* **EXERCISE AIM**: Indicate how many lines in the listing below contain the word "this". No other output is permitted.
·····
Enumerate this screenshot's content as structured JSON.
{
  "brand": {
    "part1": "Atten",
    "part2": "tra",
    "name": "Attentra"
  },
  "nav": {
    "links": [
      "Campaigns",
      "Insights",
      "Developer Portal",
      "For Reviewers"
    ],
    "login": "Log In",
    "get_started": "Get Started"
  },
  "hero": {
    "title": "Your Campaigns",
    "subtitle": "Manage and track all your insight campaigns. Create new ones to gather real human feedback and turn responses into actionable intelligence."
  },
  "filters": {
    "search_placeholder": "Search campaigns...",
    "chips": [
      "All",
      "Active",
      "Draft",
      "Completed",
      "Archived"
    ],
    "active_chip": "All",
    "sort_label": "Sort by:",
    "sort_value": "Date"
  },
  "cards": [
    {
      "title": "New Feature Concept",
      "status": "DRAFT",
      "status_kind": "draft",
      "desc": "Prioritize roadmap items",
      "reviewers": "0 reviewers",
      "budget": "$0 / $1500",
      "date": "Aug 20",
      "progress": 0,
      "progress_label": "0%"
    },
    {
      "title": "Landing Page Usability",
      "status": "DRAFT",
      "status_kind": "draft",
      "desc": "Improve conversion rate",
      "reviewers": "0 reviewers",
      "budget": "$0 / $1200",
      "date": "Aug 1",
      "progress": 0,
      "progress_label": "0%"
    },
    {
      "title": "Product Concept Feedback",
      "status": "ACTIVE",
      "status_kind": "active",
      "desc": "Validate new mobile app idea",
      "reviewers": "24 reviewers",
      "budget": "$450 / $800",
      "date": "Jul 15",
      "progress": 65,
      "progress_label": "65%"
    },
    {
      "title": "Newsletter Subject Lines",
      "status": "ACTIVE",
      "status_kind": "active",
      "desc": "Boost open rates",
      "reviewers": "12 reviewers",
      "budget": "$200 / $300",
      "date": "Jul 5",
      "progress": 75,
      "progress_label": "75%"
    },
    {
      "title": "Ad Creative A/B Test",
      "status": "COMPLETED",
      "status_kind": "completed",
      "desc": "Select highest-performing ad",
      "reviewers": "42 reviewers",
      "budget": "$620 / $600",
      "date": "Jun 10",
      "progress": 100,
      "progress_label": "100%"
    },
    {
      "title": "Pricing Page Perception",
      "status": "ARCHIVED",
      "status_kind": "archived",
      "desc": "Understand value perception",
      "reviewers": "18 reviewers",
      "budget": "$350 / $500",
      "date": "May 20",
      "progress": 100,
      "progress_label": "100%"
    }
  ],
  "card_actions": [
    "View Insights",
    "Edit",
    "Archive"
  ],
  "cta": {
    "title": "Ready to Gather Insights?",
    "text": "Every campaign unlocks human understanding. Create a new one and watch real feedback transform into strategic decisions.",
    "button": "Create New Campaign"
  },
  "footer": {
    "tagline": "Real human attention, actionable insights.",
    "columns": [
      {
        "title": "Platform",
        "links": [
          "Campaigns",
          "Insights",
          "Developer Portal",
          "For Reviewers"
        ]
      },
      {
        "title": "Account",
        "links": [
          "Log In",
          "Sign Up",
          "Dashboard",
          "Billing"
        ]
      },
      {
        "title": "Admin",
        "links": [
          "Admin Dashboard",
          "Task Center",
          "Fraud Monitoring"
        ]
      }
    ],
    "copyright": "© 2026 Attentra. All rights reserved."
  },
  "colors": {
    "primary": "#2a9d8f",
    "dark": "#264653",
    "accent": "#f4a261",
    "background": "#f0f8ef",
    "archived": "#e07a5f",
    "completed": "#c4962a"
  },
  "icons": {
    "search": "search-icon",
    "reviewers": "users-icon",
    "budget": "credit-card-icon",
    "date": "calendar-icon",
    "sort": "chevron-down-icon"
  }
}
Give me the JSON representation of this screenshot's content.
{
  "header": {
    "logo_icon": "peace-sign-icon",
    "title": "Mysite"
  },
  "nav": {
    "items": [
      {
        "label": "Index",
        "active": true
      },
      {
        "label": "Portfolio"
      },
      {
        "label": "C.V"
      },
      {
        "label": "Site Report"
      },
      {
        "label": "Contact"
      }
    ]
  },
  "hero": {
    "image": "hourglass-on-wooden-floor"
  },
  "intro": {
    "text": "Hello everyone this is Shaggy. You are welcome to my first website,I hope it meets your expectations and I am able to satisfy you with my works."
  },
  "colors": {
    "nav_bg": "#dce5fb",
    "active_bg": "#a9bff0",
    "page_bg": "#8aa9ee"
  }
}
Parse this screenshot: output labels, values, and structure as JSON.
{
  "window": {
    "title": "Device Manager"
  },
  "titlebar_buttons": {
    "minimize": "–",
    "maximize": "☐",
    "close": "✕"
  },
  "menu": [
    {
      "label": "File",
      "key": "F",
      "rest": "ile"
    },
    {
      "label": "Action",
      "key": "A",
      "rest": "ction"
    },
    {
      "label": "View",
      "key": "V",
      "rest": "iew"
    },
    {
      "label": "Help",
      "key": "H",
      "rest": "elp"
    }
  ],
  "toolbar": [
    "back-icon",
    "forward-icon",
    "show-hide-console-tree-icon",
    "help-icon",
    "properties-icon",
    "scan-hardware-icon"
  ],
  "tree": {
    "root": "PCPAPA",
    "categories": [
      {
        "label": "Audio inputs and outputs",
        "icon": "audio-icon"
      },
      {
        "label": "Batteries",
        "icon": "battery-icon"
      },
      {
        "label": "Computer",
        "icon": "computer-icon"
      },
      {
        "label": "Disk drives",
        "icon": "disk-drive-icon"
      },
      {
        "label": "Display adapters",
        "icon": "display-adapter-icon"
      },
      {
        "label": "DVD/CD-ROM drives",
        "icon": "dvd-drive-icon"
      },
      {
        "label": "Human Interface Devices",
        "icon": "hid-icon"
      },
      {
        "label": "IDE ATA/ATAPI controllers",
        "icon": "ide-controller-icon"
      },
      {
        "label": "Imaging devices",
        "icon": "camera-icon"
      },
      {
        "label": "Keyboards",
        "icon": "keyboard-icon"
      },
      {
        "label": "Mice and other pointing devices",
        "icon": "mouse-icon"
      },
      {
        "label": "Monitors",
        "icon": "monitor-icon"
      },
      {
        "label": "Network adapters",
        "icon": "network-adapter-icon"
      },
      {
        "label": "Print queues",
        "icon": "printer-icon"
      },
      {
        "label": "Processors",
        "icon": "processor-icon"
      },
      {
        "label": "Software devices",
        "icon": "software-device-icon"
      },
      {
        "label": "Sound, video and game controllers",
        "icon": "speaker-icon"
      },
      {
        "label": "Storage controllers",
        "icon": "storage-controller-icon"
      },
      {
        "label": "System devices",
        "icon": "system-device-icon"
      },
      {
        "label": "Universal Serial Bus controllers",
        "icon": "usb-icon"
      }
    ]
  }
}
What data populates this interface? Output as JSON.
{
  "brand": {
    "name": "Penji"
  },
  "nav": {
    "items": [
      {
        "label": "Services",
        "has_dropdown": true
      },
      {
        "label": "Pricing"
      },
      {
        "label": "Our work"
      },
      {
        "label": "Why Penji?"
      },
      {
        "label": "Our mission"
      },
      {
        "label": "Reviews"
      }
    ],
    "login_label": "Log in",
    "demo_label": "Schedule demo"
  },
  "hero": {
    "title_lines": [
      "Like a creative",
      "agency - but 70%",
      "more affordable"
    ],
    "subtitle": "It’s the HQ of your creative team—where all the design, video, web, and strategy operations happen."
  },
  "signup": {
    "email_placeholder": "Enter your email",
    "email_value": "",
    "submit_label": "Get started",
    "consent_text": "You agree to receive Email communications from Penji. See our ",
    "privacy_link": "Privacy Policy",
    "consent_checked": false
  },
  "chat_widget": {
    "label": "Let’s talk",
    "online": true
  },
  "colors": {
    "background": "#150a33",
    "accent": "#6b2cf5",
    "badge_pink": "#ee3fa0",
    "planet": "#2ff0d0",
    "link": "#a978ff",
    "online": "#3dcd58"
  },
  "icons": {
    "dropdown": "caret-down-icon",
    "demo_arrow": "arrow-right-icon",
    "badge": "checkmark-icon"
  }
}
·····
* **WRITTEN ANSWER**: 5